Can’t wait to start the weekend for more experiments!

Good weekend, all!


Colours of Change

Back when I was just learning how to crochet, the moss stitch easily became my favourite stitch (both in crochet and knitting).  There were many projects with the moss stitch … an easy and relaxing stitch to get in the rhythm of crocheting.

One of my earlier moss stitch projects was a scarf, and it started out beautiful with the argyle effect.  After I attached the second skein, it didn’t continue the pattern.  I think it’s still tucked away in a storage box of WIPs.

Recently, the crochet moss stitch and planned pooling of colours has risen to the top of the crochet trends.  I had just gotten two hanks of the limited edition colours from Expression Fiber Arts, so I decided that I would try and get the argyle effect this time.

It started off well … there was actually an argyle/tartan effect coming out …

But it didn’t last long … not even when I attached the second hank …

I didn’t mind.  I liked the colours, and the effect.  And the colours were pooling, even if not the way that I wanted or expected it to.

And once it’s wrapped around your neck, it didn’t matter how the colour pooling patterns came out … It still looked good.



I’m hoping this colourway comes out again … I want to make it wider and longer.  Making it longer is no problem, but making it wider will change the patterns a bit … or a lot .. and I don’t want to frog this any more.  So it’s going to sit in my WIP bag until the colourway comes out again.  I can wait …

Weird Moods 

I was in a weird mood some weeks ago, since coming back from vacation and I bought the Caron cakes.

No idea why I was so obsessed with defending the Caron Cakes from all those who were ready to write it off without even trying it, or after crocheting a swatch and not liking it were so quick to trash it … Really?   I too was a little let down when it wasn’t quite the gradient yarn that I thought it would be.  But I didn’t have any problems working with it, and the colours and the texture and effect weren’t too bad.  So I continued with it, but I wasn’t going to write bad reviews about it, based on it not being the gradient colours … eeeesshhhh

A poster even called me rude because I didn’t answer what she wanted to hear … Really?   Was I too direct in my answer about not buying it if she had to think about ways to like it?  If you see a hank of yarn and you liked the colours and looks of it, you wouldn’t need any other reasons to buy it.   And vice versa .. if you saw a yarn and didn’t like it, you wouldn’t even think about buying it.  So why find reasons from other people to like the yarn?  Love it or leave it!   eeessshhh …

That’s why I’m mostly a lurker in those crochet and knit forums.  I think I’m helping somebody when they say they need help, but I think now that it’s really for the posters looking for validation and reasoning out when they’ve already made up their mind.  eeeessshhh …

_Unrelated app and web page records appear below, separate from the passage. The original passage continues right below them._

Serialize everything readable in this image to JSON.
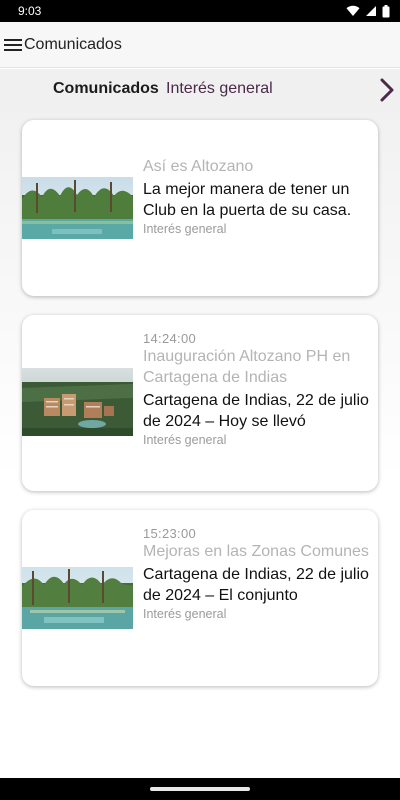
{
  "status_bar": {
    "time": "9:03"
  },
  "app_bar": {
    "title": "Comunicados"
  },
  "tabs": [
    {
      "label": "Comunicados"
    },
    {
      "label": "Interés general"
    }
  ],
  "cards": [
    {
      "time": "",
      "title": "Así es Altozano",
      "description": "La mejor manera de tener un Club en la puerta de su casa.",
      "category": "Interés general"
    },
    {
      "time": "14:24:00",
      "title": "Inauguración Altozano PH en Cartagena de Indias",
      "description": "Cartagena de Indias, 22 de julio de 2024 – Hoy se llevó",
      "category": "Interés general"
    },
    {
      "time": "15:23:00",
      "title": "Mejoras en las Zonas Comunes",
      "description": "Cartagena de Indias, 22 de julio de 2024 – El conjunto",
      "category": "Interés general"
    }
  ],
  "colors": {
    "accent": "#4a2a48",
    "title_muted": "#b4b4b4"
  }
}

End of rant.  I’m just going back to playing with my yarn …. I’m almost finished with this, I promise.  That’s the neck I’m working on now …